This seems to be a major topic of discussion in many educational circles, not so much in the UK I might add, but I notice this as being a significant industry in the USA.
Student loans here in the UK are generally obtainable if a student is eligible for a degree of some kind from a recognised higher education, (HE), educational provider, such as a University or College.
Mostly student loans, and of course all their associated interest rates and consolidation, are provided by the main banks in the country. A student once having secured a University place is then almost without exception entitled to a loan.
This was not always the case in UK, it used to be the case that a student would be entitled to an educational grant, paid by one’s local educational authority ( LEA, which is county based), whereby effectively higher education was free, the grant was means tested based on a student’s family income etc.
However, education is no longer free, and hasn’t been for some time, and student loans are the norm for people in higher education, and up for grabs for any HE student.
Of course this has opened the market up to other companies providing loans for HE students including the large American student loan company Sallie Mae with quoted rates of 9.3% APR. Naturally this market is probably likely to become fierce as essentially the company/bank is basically looking at investing in a prospect for life!
Bank student bank loans are actually very flexible with a no payment necessary policy until the graduate earns a particular sum per year, and then the required amount is minimal, and on a sliding scale.
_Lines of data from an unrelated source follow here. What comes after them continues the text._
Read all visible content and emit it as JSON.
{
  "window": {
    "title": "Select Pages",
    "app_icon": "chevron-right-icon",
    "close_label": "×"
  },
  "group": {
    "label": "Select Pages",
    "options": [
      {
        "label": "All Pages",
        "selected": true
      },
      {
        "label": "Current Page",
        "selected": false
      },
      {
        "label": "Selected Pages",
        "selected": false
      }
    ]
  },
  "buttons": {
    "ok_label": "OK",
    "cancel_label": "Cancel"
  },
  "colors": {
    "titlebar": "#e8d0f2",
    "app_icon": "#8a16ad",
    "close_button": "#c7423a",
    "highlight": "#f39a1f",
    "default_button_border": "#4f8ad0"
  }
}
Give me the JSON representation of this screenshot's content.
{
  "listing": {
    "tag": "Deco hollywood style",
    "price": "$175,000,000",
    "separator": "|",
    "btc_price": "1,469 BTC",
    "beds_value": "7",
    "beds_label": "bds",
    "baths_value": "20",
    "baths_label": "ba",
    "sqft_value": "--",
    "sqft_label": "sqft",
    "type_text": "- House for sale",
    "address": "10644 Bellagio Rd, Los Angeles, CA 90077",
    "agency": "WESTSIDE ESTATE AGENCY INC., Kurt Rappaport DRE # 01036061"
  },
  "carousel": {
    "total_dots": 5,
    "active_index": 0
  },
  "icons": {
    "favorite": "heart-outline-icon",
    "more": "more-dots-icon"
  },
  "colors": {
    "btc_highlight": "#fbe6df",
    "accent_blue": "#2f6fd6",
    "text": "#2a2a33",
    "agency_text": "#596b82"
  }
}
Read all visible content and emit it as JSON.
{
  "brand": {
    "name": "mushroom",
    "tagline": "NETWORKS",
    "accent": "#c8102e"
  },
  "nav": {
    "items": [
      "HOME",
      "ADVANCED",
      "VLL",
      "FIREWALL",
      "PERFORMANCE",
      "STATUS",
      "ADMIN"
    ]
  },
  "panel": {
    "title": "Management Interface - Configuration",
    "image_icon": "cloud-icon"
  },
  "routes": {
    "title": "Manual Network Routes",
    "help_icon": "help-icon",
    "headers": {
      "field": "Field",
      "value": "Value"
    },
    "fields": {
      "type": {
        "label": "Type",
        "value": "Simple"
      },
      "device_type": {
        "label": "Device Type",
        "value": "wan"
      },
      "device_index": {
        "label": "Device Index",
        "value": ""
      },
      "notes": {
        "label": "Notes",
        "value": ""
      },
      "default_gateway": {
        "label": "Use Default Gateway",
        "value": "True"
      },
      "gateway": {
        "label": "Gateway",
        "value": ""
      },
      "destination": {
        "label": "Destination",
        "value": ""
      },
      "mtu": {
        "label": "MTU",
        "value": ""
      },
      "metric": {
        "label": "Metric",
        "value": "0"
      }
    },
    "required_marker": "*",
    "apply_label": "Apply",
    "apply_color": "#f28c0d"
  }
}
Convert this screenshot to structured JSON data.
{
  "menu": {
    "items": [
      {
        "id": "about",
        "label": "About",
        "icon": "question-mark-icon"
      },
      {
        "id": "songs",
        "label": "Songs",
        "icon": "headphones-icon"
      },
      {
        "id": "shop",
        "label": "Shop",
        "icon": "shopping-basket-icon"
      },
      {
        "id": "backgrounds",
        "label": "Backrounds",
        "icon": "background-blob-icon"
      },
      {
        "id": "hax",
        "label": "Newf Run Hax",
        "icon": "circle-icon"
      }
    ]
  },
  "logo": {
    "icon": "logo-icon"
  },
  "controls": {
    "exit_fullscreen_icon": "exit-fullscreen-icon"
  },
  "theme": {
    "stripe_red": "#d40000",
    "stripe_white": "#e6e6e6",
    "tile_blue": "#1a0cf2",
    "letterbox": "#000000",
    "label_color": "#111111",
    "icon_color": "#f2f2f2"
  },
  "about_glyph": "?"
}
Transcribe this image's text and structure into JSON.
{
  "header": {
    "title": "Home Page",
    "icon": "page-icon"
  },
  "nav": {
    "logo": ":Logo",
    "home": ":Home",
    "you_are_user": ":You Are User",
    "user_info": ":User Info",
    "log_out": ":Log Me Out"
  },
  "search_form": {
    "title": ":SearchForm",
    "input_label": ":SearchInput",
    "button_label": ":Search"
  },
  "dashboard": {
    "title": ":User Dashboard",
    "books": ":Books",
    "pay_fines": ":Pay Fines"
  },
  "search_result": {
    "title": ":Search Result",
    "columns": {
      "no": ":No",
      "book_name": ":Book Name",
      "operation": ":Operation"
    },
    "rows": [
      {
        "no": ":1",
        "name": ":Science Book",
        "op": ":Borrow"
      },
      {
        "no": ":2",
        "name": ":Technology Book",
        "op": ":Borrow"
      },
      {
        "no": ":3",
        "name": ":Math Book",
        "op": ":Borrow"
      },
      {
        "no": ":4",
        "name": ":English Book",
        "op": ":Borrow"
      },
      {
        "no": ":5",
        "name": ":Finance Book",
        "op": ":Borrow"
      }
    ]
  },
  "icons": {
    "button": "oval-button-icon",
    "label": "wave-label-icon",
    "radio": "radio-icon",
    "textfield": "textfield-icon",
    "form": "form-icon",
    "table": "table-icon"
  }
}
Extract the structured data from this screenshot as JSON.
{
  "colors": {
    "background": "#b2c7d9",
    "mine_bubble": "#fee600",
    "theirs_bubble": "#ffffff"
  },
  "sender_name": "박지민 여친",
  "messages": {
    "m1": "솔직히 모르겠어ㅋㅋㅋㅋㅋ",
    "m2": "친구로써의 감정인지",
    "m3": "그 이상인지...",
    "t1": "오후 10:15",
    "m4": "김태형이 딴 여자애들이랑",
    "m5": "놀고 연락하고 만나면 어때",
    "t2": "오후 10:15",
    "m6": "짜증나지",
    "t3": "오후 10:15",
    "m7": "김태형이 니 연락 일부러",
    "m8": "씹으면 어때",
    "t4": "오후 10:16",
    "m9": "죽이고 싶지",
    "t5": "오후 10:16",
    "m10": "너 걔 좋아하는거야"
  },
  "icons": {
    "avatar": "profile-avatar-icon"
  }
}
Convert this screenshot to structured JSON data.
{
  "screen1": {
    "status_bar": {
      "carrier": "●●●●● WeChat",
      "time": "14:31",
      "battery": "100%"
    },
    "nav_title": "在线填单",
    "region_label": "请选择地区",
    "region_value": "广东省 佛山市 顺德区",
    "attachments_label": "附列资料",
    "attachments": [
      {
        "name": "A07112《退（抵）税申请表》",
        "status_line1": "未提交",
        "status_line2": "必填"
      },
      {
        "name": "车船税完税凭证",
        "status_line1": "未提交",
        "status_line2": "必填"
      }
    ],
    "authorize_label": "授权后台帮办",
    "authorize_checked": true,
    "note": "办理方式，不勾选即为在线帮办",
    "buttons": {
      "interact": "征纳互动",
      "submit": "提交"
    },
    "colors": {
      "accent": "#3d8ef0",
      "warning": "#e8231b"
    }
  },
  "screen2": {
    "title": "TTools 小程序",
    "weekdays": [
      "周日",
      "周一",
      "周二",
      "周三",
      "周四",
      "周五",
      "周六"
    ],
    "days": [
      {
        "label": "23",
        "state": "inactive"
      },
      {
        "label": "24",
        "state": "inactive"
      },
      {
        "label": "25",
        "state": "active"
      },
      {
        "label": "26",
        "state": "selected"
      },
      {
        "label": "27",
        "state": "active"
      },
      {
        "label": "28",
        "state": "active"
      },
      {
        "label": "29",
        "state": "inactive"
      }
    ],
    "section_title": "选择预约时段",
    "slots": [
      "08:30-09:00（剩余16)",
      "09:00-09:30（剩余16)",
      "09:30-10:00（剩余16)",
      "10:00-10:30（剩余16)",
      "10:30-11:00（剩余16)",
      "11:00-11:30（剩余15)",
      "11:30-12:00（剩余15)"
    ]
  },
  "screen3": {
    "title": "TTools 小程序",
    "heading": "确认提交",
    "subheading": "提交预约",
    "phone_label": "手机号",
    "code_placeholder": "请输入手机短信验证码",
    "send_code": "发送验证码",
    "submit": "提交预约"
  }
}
In fact I personally have heard enrolment officers stating to students, that students could actually view the loan repayments as a very small tax for life, hardly a noticeable deduction from the monthly pay check.
If a student is racking up 30 grand worth of debt over three or 4 years you can clearly see why viewing this as an educational tax is probably about correct.
Maybe you have a big student loan, have you paid this off, are you still in debt, how do you cope with your debt, is it a problem in working life?
I’d love to hear about that.